UnThreaded | Threaded | Whole Thread (20) | Ignore Thread Prev | Next
Author: lsaunders One star, 50 posts Add to my Favorite Fools Ignore this person (you won't see their posts anymore) Number: of 753386  
Subject: Money Manager ...? Date: 8/9/2001 3:26 PM
Post New | Post Reply | Reply Later | Create Poll Report this Post | Recommend it!
Recommendations: 4
This could be a long one. Sorry. I'm starting to feel deep concern rising about whether I'll ever be able to RE. So I'm looking for some "expert" advice from those of you here who know your stuff.

I'm 40, work in hi-tech in Silicon Valley (read - high stress, long hours and high cost of living). I'm burning out fast and wish to RE as soon as possible. My SO is quite a bit older than me, and has no assets to speak of. We're newly married - and I've since put him on a budget :-) and max'ed his 401K contributions to try to get him into some financial shape. He has a little CC debt which I've got him paying off quickly.

I own a house here, have bought another one in another country (this is where we wish to RE) to take advantage of the exchange rates and the prices down there, have been contributing to my 401K for the past 8 years (maximum); I've got approx. $200,000 invested in the stock market (of course, it's not even close to that in value right now - I happened to buy most of it not too far from the peak in prices!). Both monthly mortgages are pretty low (in California terms) and I've got tenants in the foreign property which offsets expenses and gives me a negative gearing for tax. I've also got approximately $60,000 sitting in a money market fund, just waiting to be invested (I don't know what the hell to do with this because of the stock market condition); and I've got an emergency fund of cash (which I'm about to toss into a CD I think) for 12 months of living expenses for both of us.
I diligently save at least 50% of every paycheck. My SO is putting his into beating his debt down.

Our ave. cost of living, including mortgages etc, is approx. $60,000 per annum.
I just met with a Financial Planner who advised me to (of course) allow him to manage my portfolio, that while the stock market on average returns approx. 10-11% each year, his money manager could give me over the long haul 18% and even in some cases up to 28% returns. He's given me graphs/charts comparing their performance to the S&P500 etc.
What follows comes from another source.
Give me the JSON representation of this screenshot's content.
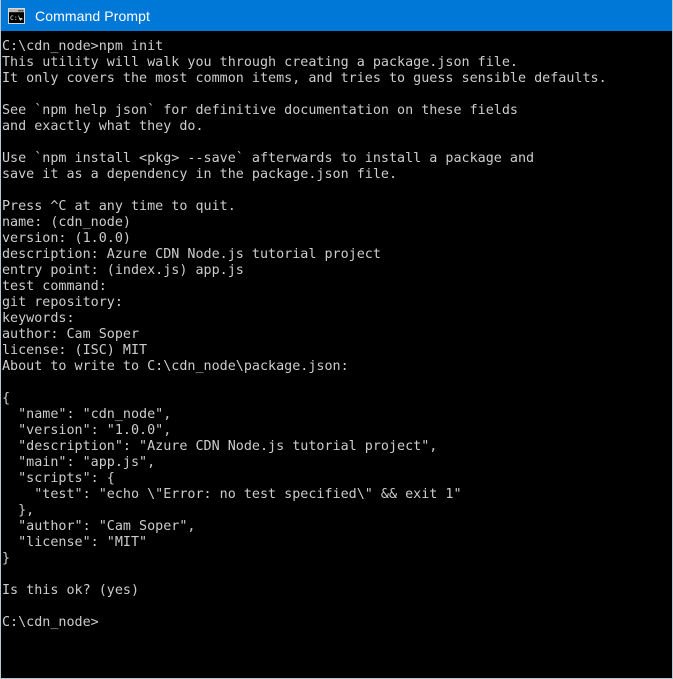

The shocking part was that he told me that I'd need $5.3M to retire on in 10 years.
Now, he did base this upon my current salary, adjusted it for inflation etc etc. But this news, even if I only need half of that, floored me. I don't think I can even come close to building that much wealth any time soon. Not even in the next ten years I'm fearing - but do I really have to work that long anyway? Should I be handing over my finances to someone else? Of course, that would involve a 3% or 2.1 (depending how much money I let them manage) fee. Should I continue to invest in the stock market? Or should I pursue mutuals or index funds?
How do I get out of the rat race? How did Galeno and Intercst do it?
How did some of you others do it? How much did you need? Are you weathering the stock storm okay? I think the "deep concern" is starting to turn to panic!!

Please help!

Post New | Post Reply | Reply Later | Create Poll Report this Post | Recommend it!
Print the post  
UnThreaded | Threaded | Whole Thread (20) | Ignore Thread Prev | Next

Announcements

Pencils of Promise - Back to School Drive
"Pencils of Promise works with communities across the globe to build schools and create programs that provide education opportunities for children."
Post of the Day:
Saul's Investing Discussions

Why Did I Buy a Bunch of PFIE Today?
What was Your Dumbest Investment?
Share it with us -- and learn from others' stories of flubs.
When Life Gives You Lemons
We all have had hardships and made poor decisions. The important thing is how we respond and grow. Read the story of a Fool who started from nothing, and looks to gain everything.
Community Home
Speak Your Mind, Start Your Blog, Rate Your Stocks

Community Team Fools - who are those TMF's?
Contact Us
Contact Customer Service and other Fool departments here.
Work for Fools?
Winner of the Washingtonian great places to work, and "#1 Media Company to Work For" (BusinessInsider 2011)! Have access to all of TMF's online and email products for FREE, and be paid for your contributions to TMF! Click the link and start your Fool career.
Advertisement